Aim of the task — Reproduce every record exactly.

[Entries from a dataset of interfaces]

╭──

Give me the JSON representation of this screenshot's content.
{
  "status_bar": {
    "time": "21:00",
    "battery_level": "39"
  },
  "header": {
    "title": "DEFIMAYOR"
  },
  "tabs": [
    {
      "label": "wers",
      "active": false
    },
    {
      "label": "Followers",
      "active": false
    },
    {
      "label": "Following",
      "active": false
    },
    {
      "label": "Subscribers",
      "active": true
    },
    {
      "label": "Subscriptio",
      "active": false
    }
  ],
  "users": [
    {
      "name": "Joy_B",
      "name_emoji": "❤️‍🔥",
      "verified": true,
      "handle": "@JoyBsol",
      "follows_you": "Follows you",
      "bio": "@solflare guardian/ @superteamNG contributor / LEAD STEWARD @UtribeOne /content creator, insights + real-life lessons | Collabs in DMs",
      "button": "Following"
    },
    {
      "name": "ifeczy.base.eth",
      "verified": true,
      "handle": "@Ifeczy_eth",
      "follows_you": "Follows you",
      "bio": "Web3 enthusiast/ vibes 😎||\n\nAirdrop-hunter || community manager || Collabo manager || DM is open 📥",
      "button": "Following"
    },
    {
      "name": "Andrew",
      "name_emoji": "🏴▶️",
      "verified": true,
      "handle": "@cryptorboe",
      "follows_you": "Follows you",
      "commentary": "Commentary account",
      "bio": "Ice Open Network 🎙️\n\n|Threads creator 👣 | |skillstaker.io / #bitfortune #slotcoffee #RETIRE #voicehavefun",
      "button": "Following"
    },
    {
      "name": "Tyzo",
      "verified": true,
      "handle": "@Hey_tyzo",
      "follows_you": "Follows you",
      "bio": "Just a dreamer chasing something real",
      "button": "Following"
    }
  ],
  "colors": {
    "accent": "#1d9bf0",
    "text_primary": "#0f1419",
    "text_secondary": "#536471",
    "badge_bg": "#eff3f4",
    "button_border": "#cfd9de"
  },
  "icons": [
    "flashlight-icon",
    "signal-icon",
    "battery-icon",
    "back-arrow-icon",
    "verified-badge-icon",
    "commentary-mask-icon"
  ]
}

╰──

Written answer —
Give me the JSON representation of this screenshot's content.
{
  "status_bar": {
    "time": "21:00",
    "battery_level": "39"
  },
  "header": {
    "title": "DEFIMAYOR"
  },
  "tabs": [
    {
      "label": "wers",
      "active": false
    },
    {
      "label": "Followers",
      "active": false
    },
    {
      "label": "Following",
      "active": false
    },
    {
      "label": "Subscribers",
      "active": true
    },
    {
      "label": "Subscriptio",
      "active": false
    }
  ],
  "users": [
    {
      "name": "Joy_B",
      "name_emoji": "❤️‍🔥",
      "verified": true,
      "handle": "@JoyBsol",
      "follows_you": "Follows you",
      "bio": "@solflare guardian/ @superteamNG contributor / LEAD STEWARD @UtribeOne /content creator, insights + real-life lessons | Collabs in DMs",
      "button": "Following"
    },
    {
      "name": "ifeczy.base.eth",
      "verified": true,
      "handle": "@Ifeczy_eth",
      "follows_you": "Follows you",
      "bio": "Web3 enthusiast/ vibes 😎||\n\nAirdrop-hunter || community manager || Collabo manager || DM is open 📥",
      "button": "Following"
    },
    {
      "name": "Andrew",
      "name_emoji": "🏴▶️",
      "verified": true,
      "handle": "@cryptorboe",
      "follows_you": "Follows you",
      "commentary": "Commentary account",
      "bio": "Ice Open Network 🎙️\n\n|Threads creator 👣 | |skillstaker.io / #bitfortune #slotcoffee #RETIRE #voicehavefun",
      "button": "Following"
    },
    {
      "name": "Tyzo",
      "verified": true,
      "handle": "@Hey_tyzo",
      "follows_you": "Follows you",
      "bio": "Just a dreamer chasing something real",
      "button": "Following"
    }
  ],
  "colors": {
    "accent": "#1d9bf0",
    "text_primary": "#0f1419",
    "text_secondary": "#536471",
    "badge_bg": "#eff3f4",
    "button_border": "#cfd9de"
  },
  "icons": [
    "flashlight-icon",
    "signal-icon",
    "battery-icon",
    "back-arrow-icon",
    "verified-badge-icon",
    "commentary-mask-icon"
  ]
}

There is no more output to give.